[Exercise data — start]

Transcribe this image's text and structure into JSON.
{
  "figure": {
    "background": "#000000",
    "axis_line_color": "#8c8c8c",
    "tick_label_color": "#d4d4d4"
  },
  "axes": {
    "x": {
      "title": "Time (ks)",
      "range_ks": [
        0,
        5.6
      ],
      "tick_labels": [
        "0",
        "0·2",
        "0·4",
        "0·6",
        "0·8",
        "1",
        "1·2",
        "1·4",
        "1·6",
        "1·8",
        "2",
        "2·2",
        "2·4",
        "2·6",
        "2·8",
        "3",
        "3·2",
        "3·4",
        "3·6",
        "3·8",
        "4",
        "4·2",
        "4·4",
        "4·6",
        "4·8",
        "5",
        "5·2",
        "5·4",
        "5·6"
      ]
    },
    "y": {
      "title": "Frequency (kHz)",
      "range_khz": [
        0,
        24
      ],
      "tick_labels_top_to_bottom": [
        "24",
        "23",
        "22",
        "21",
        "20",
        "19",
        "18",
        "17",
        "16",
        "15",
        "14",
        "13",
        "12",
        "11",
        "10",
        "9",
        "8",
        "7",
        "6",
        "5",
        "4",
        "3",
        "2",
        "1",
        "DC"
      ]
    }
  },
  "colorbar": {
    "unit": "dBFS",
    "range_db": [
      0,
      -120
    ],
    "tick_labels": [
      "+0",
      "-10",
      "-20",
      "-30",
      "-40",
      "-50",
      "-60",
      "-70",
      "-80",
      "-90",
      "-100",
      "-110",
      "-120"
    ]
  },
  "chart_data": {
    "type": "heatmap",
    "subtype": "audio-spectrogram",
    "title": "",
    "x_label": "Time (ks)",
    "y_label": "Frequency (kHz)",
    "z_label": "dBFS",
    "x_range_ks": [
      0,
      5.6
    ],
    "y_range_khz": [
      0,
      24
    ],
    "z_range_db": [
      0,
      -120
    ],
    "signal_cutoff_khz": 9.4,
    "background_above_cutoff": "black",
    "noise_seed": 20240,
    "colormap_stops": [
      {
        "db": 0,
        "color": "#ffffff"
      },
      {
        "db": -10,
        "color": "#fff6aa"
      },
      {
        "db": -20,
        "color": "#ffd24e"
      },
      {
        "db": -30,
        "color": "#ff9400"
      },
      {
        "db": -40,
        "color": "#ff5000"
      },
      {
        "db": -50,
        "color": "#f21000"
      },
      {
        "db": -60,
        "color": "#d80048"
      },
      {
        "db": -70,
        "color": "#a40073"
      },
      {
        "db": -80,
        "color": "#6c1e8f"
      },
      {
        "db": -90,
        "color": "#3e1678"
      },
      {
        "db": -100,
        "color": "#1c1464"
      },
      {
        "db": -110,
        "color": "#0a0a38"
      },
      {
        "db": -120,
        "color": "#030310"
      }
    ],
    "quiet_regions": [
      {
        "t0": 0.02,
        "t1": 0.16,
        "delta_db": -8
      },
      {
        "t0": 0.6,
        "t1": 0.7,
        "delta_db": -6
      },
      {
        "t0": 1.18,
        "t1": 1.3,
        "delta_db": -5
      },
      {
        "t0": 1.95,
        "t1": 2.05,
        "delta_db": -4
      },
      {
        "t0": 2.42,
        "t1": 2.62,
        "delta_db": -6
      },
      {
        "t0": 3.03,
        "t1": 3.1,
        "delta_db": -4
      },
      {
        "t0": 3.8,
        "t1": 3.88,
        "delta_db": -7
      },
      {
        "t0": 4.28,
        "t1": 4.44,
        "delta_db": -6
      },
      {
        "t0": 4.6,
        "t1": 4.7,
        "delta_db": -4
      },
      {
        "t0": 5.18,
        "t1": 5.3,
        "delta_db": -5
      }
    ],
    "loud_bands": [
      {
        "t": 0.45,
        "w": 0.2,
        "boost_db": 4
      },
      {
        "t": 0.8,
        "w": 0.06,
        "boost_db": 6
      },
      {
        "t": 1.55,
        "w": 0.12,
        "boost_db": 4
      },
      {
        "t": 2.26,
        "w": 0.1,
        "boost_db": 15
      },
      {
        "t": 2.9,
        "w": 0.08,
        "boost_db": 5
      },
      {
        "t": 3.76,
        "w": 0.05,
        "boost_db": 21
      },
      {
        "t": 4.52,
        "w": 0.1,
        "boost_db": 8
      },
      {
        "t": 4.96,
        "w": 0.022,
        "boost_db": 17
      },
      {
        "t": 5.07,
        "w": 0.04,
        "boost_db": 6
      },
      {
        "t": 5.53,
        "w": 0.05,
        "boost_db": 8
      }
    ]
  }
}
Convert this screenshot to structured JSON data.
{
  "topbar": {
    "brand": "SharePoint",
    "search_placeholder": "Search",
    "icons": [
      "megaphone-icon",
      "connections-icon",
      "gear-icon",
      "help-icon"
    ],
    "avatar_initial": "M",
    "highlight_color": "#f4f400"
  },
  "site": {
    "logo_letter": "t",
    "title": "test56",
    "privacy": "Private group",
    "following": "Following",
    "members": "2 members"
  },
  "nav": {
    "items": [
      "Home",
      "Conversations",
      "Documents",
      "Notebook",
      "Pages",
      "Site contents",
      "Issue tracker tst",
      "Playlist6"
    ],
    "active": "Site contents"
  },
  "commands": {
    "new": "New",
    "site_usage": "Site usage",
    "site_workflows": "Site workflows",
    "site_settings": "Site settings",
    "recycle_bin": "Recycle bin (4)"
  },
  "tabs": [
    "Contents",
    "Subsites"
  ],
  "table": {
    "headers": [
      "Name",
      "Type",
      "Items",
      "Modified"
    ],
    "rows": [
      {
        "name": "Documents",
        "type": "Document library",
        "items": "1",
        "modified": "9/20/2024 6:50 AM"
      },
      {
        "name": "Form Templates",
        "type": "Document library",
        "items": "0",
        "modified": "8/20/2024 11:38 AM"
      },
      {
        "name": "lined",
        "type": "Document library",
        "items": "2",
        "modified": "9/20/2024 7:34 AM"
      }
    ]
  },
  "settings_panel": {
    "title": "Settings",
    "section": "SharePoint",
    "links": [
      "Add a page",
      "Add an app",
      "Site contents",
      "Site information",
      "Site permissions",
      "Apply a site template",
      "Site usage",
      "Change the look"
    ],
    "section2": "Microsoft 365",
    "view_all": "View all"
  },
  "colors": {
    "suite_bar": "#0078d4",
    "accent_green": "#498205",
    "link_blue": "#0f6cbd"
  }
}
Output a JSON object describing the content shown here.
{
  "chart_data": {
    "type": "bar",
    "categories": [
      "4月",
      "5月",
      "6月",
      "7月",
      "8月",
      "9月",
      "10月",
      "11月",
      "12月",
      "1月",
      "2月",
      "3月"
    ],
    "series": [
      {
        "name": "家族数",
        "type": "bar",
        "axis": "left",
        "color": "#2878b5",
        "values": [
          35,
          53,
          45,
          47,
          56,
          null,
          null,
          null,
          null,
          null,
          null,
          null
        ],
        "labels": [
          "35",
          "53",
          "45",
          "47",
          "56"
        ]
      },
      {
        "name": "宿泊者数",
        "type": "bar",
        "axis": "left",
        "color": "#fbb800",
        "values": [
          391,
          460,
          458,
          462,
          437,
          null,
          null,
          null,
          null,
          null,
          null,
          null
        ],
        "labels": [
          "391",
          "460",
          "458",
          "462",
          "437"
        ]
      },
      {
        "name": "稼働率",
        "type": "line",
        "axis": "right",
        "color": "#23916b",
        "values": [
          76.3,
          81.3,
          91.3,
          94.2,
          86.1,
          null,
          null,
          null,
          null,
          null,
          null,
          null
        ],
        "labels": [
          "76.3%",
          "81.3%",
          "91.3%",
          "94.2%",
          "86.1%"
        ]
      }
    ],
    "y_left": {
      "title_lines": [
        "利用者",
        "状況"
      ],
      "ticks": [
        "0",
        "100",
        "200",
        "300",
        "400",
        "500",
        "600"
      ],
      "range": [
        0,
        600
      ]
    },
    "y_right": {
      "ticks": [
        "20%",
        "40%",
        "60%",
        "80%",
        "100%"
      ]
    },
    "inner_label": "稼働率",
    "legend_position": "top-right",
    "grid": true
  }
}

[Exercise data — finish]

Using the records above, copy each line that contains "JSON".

### Result of this task
Transcribe this image's text and structure into JSON.
Convert this screenshot to structured JSON data.
Output a JSON object describing the content shown here.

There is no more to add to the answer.